The final Yukon candidates’ forum saw potential MPs wade into hot-button issues like electoral reform and drug use, two topics presenting a chasm between some.
Conservative candidate Jonas Smith said he doesn’t support safe injection sites — that quelling the drug crisis means getting tough on crime.
He said the police and courts should have “the tools they need to keep criminals off the streets.”
There were murmurs from some in the audience at the Coast High Country Inn on Oct. 16 following comments like these, with CBC’s Dave White, who moderated, asking the crowd to let the candidate finish.
“Disagree all you want, but that’s my position,” Smith said. “At the end of the day, I think it’s the public government’s duty to spend tax payer dollars to help people get better. I do not support public money going to buy drugs.”
The Liberal Party’s Larry Bagnell said drug addiction is a health matter, not a crime.
“If you don’t have a place where you can go to safely inject drugs, then they do it somewhere, they overdose and they die, they go somewhere unsafe,” he said.
Bagnell went over Liberal initiatives spurred to mitigate the problem, including $11 billion for mental health and addiction services across the country and a $500,000 agreement signed with the Yukon government for opioid treatment programs.
Justin Lemphers, candidate for the NDP, said people grappling with addiction should be better supported.
This takes the form of “safe and adequate supports in communities.”
“Addiction is also a mental health issue,” he said. “Dealing with those two together is what we believe in and we have a plan to do that. And I think it’s time we take the stigma out of drug addiction.”
The Green Party’s Lenore Morris said the war on drugs hasn’t worked for decades, that a better approach is required.
She said drug possession should be decriminalized. Morris supports more safe injection sites.
“It’s treated as a health care issue, not as a crime and we think that’s the only way to solve the problem.”
Smith circled back to the question later on when immigration issues were being addressed, saying he also “appreciates the health side of things.
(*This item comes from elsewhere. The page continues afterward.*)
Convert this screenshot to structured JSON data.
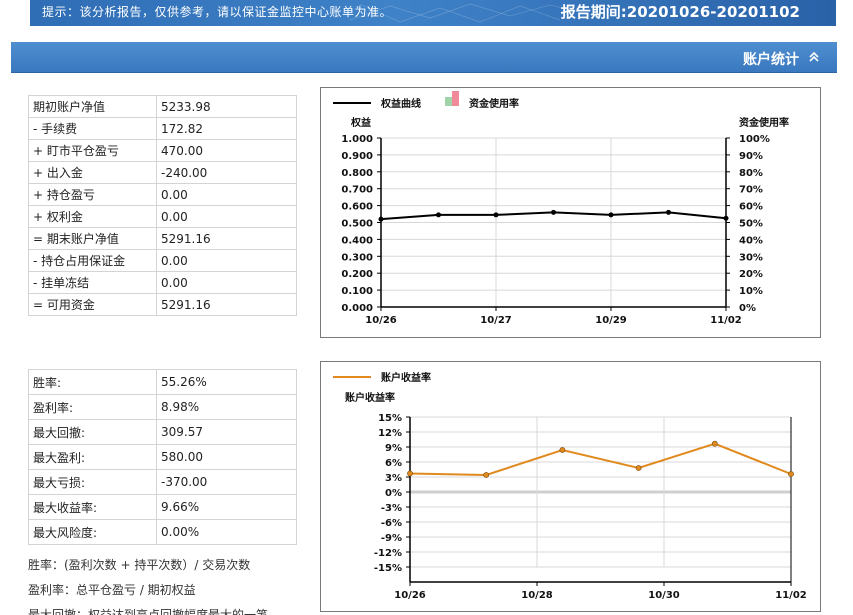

I think it’s important to appreciate why people become addicted in the first place.”
Candidates were also asked their stances on electoral reform, particularly Bagnell, since the Federal Liberal Party didn’t follow through with its election promise in 2015 to implement changes.
“We should have never made any promise that we’re not gonna keep,” Bagnell said, noting that the decision to not move ahead on the issue came as a “total surprise” to him.
He didn’t answer whether electoral reform would be pursued again.
Lemphers said electoral reform would be revisited under an NDP government.
He said a mixed member proportional representation system “is the best answer,” adding that the changeover would make parliament more diverse and equitable.
“It increases (participation) of populations that have been traditionally marginalized and the voices of those populations,” he said. “It addresses inequality in our political system. I believe that’s necessary for us to do. We should vote for the people that you trust to truly represent what you care about.”
“So our proposal to you, to Canada, is let’s try it … and then we’ll talk to you and say, ‘How did that work for us?’”
Morris said her party would push for electoral reform, adding that the Greens were the first in the country to advocate for proportional representation.
“It’s clear to just about everyone that parties that get whether it’s 10 or 20 per cent of the vote should get 10 or 20 per cent of the seats,” she said. “It makes no sense at all to be in the situation we’re in now.”
Smith said he would keep the status quo of first-past-the-post.
“I think if there was a better system out there, we would have figured it out already,” he said. “I think it is no coincidence that the parties that most actively and vocally advocate changing the system are the parties that continuously are unable to attract a plurality of Canadians to support their platform(s).”
Joseph Zelezny, candidate for the People’s Party of Canada, said he’d push for direct democracy, “where there’s just more engagement, because there’s so much distrust, and that’s the whole point of the People’s Party of Canada existing is that people have given up on the Liberals. …”
Contact Julien Gignac at email@example.com